▶ [Items listed in a dataset]
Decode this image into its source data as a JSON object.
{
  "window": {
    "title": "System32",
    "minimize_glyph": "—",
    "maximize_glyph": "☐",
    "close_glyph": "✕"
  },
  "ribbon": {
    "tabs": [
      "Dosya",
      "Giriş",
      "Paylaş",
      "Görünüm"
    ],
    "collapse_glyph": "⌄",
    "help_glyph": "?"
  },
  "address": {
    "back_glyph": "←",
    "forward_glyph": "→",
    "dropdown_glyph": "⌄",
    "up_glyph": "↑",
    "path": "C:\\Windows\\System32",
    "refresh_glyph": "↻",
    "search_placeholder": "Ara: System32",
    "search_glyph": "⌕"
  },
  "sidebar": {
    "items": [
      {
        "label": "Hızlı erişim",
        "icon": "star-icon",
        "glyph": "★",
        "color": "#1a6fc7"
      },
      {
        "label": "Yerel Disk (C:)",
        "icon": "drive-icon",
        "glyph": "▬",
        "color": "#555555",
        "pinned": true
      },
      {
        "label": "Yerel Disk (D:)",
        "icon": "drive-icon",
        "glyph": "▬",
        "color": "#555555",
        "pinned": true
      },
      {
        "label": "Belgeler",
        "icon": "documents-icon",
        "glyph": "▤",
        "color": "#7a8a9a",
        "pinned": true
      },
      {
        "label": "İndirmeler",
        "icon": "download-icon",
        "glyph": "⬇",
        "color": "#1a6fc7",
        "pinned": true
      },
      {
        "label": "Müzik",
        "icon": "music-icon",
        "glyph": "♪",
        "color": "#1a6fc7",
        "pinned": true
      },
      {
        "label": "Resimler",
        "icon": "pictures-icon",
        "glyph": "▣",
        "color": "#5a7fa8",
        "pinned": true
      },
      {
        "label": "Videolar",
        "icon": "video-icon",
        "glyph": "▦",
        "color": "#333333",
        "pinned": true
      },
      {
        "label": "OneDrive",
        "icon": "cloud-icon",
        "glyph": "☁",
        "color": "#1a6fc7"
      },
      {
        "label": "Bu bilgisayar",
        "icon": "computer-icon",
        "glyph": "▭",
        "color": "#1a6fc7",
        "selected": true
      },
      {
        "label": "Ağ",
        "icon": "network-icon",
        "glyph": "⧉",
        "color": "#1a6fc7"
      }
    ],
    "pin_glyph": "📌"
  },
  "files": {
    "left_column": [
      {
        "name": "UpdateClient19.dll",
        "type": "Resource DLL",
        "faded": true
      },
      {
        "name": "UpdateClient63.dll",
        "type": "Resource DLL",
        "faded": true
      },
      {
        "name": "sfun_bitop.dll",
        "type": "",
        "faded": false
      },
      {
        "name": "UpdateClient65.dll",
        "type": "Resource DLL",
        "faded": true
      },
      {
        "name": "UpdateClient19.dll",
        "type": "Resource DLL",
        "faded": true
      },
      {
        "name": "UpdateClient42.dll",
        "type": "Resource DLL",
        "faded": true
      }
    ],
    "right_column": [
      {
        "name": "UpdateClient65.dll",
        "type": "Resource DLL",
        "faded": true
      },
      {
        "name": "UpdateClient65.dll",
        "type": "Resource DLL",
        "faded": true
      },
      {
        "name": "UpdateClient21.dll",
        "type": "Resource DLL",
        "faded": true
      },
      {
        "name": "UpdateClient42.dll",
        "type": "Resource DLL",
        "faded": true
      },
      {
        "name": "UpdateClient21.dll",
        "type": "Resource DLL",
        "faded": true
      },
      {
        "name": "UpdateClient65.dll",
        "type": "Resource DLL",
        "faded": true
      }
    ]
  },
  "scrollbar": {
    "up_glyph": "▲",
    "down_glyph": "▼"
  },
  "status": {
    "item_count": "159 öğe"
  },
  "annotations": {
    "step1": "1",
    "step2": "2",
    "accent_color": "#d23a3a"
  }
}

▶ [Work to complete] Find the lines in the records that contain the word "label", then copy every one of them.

▶ [Solution]
        "label": "Hızlı erişim",
        "label": "Yerel Disk (C:)",
        "label": "Yerel Disk (D:)",
        "label": "Belgeler",
        "label": "İndirmeler",
        "label": "Müzik",
        "label": "Resimler",
        "label": "Videolar",
        "label": "OneDrive",
        "label": "Bu bilgisayar",
        "label": "Ağ",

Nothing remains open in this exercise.